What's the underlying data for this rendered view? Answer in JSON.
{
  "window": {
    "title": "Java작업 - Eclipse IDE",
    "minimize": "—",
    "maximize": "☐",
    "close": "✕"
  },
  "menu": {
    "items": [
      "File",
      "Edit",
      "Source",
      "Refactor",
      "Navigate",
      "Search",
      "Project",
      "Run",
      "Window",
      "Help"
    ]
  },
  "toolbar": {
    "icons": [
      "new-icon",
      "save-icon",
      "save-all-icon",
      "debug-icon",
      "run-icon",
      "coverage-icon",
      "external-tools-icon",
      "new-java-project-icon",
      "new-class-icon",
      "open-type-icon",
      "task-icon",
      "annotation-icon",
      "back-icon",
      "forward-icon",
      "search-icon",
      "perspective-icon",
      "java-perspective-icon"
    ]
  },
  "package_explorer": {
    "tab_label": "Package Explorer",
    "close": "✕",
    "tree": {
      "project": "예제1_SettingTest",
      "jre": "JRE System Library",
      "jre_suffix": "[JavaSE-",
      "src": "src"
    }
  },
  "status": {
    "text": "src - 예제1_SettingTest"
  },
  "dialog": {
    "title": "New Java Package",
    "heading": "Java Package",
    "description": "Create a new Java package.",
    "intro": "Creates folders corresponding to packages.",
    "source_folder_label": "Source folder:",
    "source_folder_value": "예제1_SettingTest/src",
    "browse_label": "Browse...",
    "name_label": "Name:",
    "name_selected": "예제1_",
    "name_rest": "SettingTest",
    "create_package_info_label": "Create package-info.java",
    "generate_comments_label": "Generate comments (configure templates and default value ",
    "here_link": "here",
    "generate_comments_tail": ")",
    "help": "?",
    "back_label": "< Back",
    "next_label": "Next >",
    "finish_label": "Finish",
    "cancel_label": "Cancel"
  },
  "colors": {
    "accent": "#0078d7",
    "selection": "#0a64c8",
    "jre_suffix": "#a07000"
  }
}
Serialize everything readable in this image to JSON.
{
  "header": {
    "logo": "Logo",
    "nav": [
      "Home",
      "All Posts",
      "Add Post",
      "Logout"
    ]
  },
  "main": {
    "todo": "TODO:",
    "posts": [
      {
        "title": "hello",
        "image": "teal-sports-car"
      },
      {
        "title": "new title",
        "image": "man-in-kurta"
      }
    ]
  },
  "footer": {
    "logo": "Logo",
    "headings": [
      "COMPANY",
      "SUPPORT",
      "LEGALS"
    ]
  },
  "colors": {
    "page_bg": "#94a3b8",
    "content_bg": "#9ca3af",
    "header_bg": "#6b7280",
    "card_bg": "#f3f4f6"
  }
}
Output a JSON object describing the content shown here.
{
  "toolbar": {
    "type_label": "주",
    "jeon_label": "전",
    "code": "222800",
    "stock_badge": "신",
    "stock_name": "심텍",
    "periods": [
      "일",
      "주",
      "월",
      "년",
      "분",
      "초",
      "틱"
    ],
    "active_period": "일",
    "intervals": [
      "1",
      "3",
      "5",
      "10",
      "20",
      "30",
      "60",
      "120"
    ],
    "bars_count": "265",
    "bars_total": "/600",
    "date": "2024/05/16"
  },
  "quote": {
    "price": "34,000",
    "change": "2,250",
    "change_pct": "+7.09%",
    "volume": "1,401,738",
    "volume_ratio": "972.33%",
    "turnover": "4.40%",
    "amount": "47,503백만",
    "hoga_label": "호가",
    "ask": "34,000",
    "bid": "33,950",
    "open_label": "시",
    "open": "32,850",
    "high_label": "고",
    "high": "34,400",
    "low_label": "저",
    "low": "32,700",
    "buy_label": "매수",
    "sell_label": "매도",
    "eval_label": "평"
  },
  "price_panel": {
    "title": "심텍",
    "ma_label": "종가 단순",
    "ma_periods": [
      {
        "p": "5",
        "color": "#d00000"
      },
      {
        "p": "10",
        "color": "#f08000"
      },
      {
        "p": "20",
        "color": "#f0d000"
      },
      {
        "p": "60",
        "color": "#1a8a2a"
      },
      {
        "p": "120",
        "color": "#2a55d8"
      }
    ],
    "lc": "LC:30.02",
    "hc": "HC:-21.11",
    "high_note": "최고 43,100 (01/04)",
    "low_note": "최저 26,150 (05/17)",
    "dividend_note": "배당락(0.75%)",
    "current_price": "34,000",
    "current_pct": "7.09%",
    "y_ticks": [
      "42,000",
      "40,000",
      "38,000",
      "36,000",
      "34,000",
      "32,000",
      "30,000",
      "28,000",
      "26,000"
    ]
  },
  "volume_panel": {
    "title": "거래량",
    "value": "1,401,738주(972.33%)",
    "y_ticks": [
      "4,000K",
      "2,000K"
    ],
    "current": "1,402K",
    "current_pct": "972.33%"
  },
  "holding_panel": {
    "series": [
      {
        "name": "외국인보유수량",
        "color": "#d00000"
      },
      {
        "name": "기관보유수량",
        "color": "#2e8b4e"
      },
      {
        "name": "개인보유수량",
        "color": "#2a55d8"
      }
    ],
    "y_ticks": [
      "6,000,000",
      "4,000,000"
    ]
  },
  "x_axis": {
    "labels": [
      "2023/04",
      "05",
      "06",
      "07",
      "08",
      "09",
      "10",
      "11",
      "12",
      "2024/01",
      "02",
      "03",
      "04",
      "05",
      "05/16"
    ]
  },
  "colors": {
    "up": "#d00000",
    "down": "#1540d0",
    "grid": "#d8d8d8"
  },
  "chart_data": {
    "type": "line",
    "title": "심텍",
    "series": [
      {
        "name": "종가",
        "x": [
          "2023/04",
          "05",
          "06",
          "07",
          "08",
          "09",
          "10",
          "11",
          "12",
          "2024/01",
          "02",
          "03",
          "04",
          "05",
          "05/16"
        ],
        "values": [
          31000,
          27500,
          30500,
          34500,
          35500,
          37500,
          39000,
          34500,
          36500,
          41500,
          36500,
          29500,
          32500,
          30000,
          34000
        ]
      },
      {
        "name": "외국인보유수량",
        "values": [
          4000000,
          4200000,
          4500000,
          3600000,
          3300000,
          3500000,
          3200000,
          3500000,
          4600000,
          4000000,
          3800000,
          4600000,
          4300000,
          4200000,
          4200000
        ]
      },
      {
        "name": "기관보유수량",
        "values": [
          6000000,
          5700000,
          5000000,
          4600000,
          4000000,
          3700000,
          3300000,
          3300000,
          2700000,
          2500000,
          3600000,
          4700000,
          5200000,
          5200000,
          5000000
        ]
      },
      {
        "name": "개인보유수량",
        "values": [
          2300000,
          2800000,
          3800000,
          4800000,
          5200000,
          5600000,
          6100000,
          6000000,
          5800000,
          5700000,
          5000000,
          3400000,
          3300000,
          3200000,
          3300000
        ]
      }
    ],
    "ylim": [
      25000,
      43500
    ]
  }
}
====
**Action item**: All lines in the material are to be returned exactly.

**Response area**:
What's the underlying data for this rendered view? Answer in JSON.
{
  "window": {
    "title": "Java작업 - Eclipse IDE",
    "minimize": "—",
    "maximize": "☐",
    "close": "✕"
  },
  "menu": {
    "items": [
      "File",
      "Edit",
      "Source",
      "Refactor",
      "Navigate",
      "Search",
      "Project",
      "Run",
      "Window",
      "Help"
    ]
  },
  "toolbar": {
    "icons": [
      "new-icon",
      "save-icon",
      "save-all-icon",
      "debug-icon",
      "run-icon",
      "coverage-icon",
      "external-tools-icon",
      "new-java-project-icon",
      "new-class-icon",
      "open-type-icon",
      "task-icon",
      "annotation-icon",
      "back-icon",
      "forward-icon",
      "search-icon",
      "perspective-icon",
      "java-perspective-icon"
    ]
  },
  "package_explorer": {
    "tab_label": "Package Explorer",
    "close": "✕",
    "tree": {
      "project": "예제1_SettingTest",
      "jre": "JRE System Library",
      "jre_suffix": "[JavaSE-",
      "src": "src"
    }
  },
  "status": {
    "text": "src - 예제1_SettingTest"
  },
  "dialog": {
    "title": "New Java Package",
    "heading": "Java Package",
    "description": "Create a new Java package.",
    "intro": "Creates folders corresponding to packages.",
    "source_folder_label": "Source folder:",
    "source_folder_value": "예제1_SettingTest/src",
    "browse_label": "Browse...",
    "name_label": "Name:",
    "name_selected": "예제1_",
    "name_rest": "SettingTest",
    "create_package_info_label": "Create package-info.java",
    "generate_comments_label": "Generate comments (configure templates and default value ",
    "here_link": "here",
    "generate_comments_tail": ")",
    "help": "?",
    "back_label": "< Back",
    "next_label": "Next >",
    "finish_label": "Finish",
    "cancel_label": "Cancel"
  },
  "colors": {
    "accent": "#0078d7",
    "selection": "#0a64c8",
    "jre_suffix": "#a07000"
  }
}
Serialize everything readable in this image to JSON.
{
  "header": {
    "logo": "Logo",
    "nav": [
      "Home",
      "All Posts",
      "Add Post",
      "Logout"
    ]
  },
  "main": {
    "todo": "TODO:",
    "posts": [
      {
        "title": "hello",
        "image": "teal-sports-car"
      },
      {
        "title": "new title",
        "image": "man-in-kurta"
      }
    ]
  },
  "footer": {
    "logo": "Logo",
    "headings": [
      "COMPANY",
      "SUPPORT",
      "LEGALS"
    ]
  },
  "colors": {
    "page_bg": "#94a3b8",
    "content_bg": "#9ca3af",
    "header_bg": "#6b7280",
    "card_bg": "#f3f4f6"
  }
}
Output a JSON object describing the content shown here.
{
  "toolbar": {
    "type_label": "주",
    "jeon_label": "전",
    "code": "222800",
    "stock_badge": "신",
    "stock_name": "심텍",
    "periods": [
      "일",
      "주",
      "월",
      "년",
      "분",
      "초",
      "틱"
    ],
    "active_period": "일",
    "intervals": [
      "1",
      "3",
      "5",
      "10",
      "20",
      "30",
      "60",
      "120"
    ],
    "bars_count": "265",
    "bars_total": "/600",
    "date": "2024/05/16"
  },
  "quote": {
    "price": "34,000",
    "change": "2,250",
    "change_pct": "+7.09%",
    "volume": "1,401,738",
    "volume_ratio": "972.33%",
    "turnover": "4.40%",
    "amount": "47,503백만",
    "hoga_label": "호가",
    "ask": "34,000",
    "bid": "33,950",
    "open_label": "시",
    "open": "32,850",
    "high_label": "고",
    "high": "34,400",
    "low_label": "저",
    "low": "32,700",
    "buy_label": "매수",
    "sell_label": "매도",
    "eval_label": "평"
  },
  "price_panel": {
    "title": "심텍",
    "ma_label": "종가 단순",
    "ma_periods": [
      {
        "p": "5",
        "color": "#d00000"
      },
      {
        "p": "10",
        "color": "#f08000"
      },
      {
        "p": "20",
        "color": "#f0d000"
      },
      {
        "p": "60",
        "color": "#1a8a2a"
      },
      {
        "p": "120",
        "color": "#2a55d8"
      }
    ],
    "lc": "LC:30.02",
    "hc": "HC:-21.11",
    "high_note": "최고 43,100 (01/04)",
    "low_note": "최저 26,150 (05/17)",
    "dividend_note": "배당락(0.75%)",
    "current_price": "34,000",
    "current_pct": "7.09%",
    "y_ticks": [
      "42,000",
      "40,000",
      "38,000",
      "36,000",
      "34,000",
      "32,000",
      "30,000",
      "28,000",
      "26,000"
    ]
  },
  "volume_panel": {
    "title": "거래량",
    "value": "1,401,738주(972.33%)",
    "y_ticks": [
      "4,000K",
      "2,000K"
    ],
    "current": "1,402K",
    "current_pct": "972.33%"
  },
  "holding_panel": {
    "series": [
      {
        "name": "외국인보유수량",
        "color": "#d00000"
      },
      {
        "name": "기관보유수량",
        "color": "#2e8b4e"
      },
      {
        "name": "개인보유수량",
        "color": "#2a55d8"
      }
    ],
    "y_ticks": [
      "6,000,000",
      "4,000,000"
    ]
  },
  "x_axis": {
    "labels": [
      "2023/04",
      "05",
      "06",
      "07",
      "08",
      "09",
      "10",
      "11",
      "12",
      "2024/01",
      "02",
      "03",
      "04",
      "05",
      "05/16"
    ]
  },
  "colors": {
    "up": "#d00000",
    "down": "#1540d0",
    "grid": "#d8d8d8"
  },
  "chart_data": {
    "type": "line",
    "title": "심텍",
    "series": [
      {
        "name": "종가",
        "x": [
          "2023/04",
          "05",
          "06",
          "07",
          "08",
          "09",
          "10",
          "11",
          "12",
          "2024/01",
          "02",
          "03",
          "04",
          "05",
          "05/16"
        ],
        "values": [
          31000,
          27500,
          30500,
          34500,
          35500,
          37500,
          39000,
          34500,
          36500,
          41500,
          36500,
          29500,
          32500,
          30000,
          34000
        ]
      },
      {
        "name": "외국인보유수량",
        "values": [
          4000000,
          4200000,
          4500000,
          3600000,
          3300000,
          3500000,
          3200000,
          3500000,
          4600000,
          4000000,
          3800000,
          4600000,
          4300000,
          4200000,
          4200000
        ]
      },
      {
        "name": "기관보유수량",
        "values": [
          6000000,
          5700000,
          5000000,
          4600000,
          4000000,
          3700000,
          3300000,
          3300000,
          2700000,
          2500000,
          3600000,
          4700000,
          5200000,
          5200000,
          5000000
        ]
      },
      {
        "name": "개인보유수량",
        "values": [
          2300000,
          2800000,
          3800000,
          4800000,
          5200000,
          5600000,
          6100000,
          6000000,
          5800000,
          5700000,
          5000000,
          3400000,
          3300000,
          3200000,
          3300000
        ]
      }
    ],
    "ylim": [
      25000,
      43500
    ]
  }
}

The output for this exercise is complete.